*** Block opens ***
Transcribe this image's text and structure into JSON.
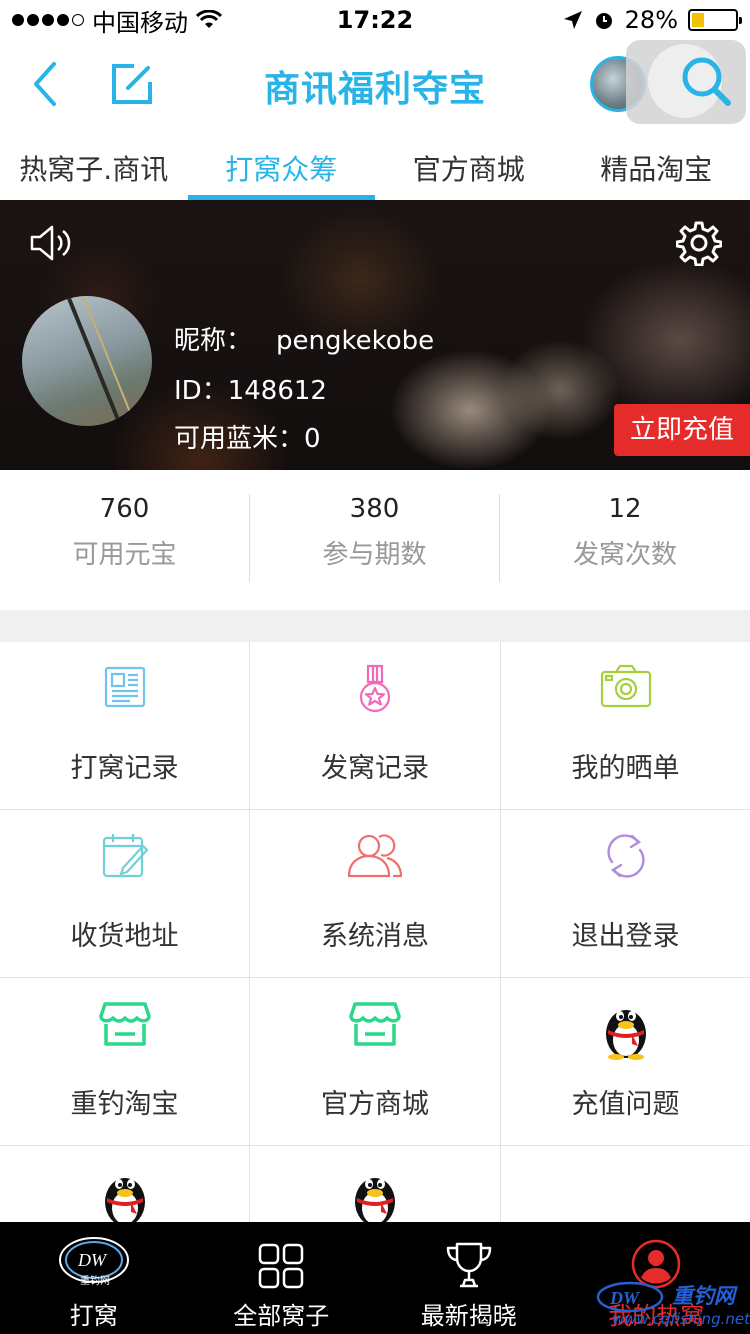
{
  "status_bar": {
    "carrier": "中国移动",
    "time": "17:22",
    "battery_percent": "28%",
    "battery_level": 0.28
  },
  "nav": {
    "title": "商讯福利夺宝"
  },
  "tabs": [
    {
      "label": "热窝子.商讯",
      "active": false
    },
    {
      "label": "打窝众筹",
      "active": true
    },
    {
      "label": "官方商城",
      "active": false
    },
    {
      "label": "精品淘宝",
      "active": false
    }
  ],
  "profile": {
    "nickname_label": "昵称：",
    "nickname": "pengkekobe",
    "id_text": "ID：148612",
    "blue_rice_text": "可用蓝米：0",
    "recharge_label": "立即充值"
  },
  "stats": [
    {
      "value": "760",
      "label": "可用元宝"
    },
    {
      "value": "380",
      "label": "参与期数"
    },
    {
      "value": "12",
      "label": "发窝次数"
    }
  ],
  "grid": [
    {
      "label": "打窝记录",
      "icon": "document-icon"
    },
    {
      "label": "发窝记录",
      "icon": "medal-icon"
    },
    {
      "label": "我的晒单",
      "icon": "camera-icon"
    },
    {
      "label": "收货地址",
      "icon": "notepad-icon"
    },
    {
      "label": "系统消息",
      "icon": "users-icon"
    },
    {
      "label": "退出登录",
      "icon": "refresh-icon"
    },
    {
      "label": "重钓淘宝",
      "icon": "store-icon"
    },
    {
      "label": "官方商城",
      "icon": "store-icon"
    },
    {
      "label": "充值问题",
      "icon": "qq-penguin-icon"
    },
    {
      "label": "",
      "icon": "qq-penguin-icon"
    },
    {
      "label": "",
      "icon": "qq-penguin-icon"
    },
    {
      "label": "",
      "icon": ""
    }
  ],
  "bottom_nav": [
    {
      "label": "打窝",
      "icon": "dw-logo-icon"
    },
    {
      "label": "全部窝子",
      "icon": "grid-icon"
    },
    {
      "label": "最新揭晓",
      "icon": "trophy-icon"
    },
    {
      "label": "我的热窝",
      "icon": "user-profile-icon",
      "active": true
    }
  ],
  "watermark": {
    "title": "重钓网",
    "url": "www.cqfishing.net"
  },
  "colors": {
    "accent": "#28b4e6",
    "recharge": "#e62b2b",
    "document": "#6fc3ee",
    "medal": "#f06ab8",
    "camera": "#a4d13a",
    "notepad": "#6fd1d8",
    "users": "#f07070",
    "refresh": "#b08ce0",
    "store": "#2bd88a"
  }
}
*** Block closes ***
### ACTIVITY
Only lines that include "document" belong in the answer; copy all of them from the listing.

### EXERCISE SOLUTION
      "icon": "document-icon"
    "document": "#6fc3ee",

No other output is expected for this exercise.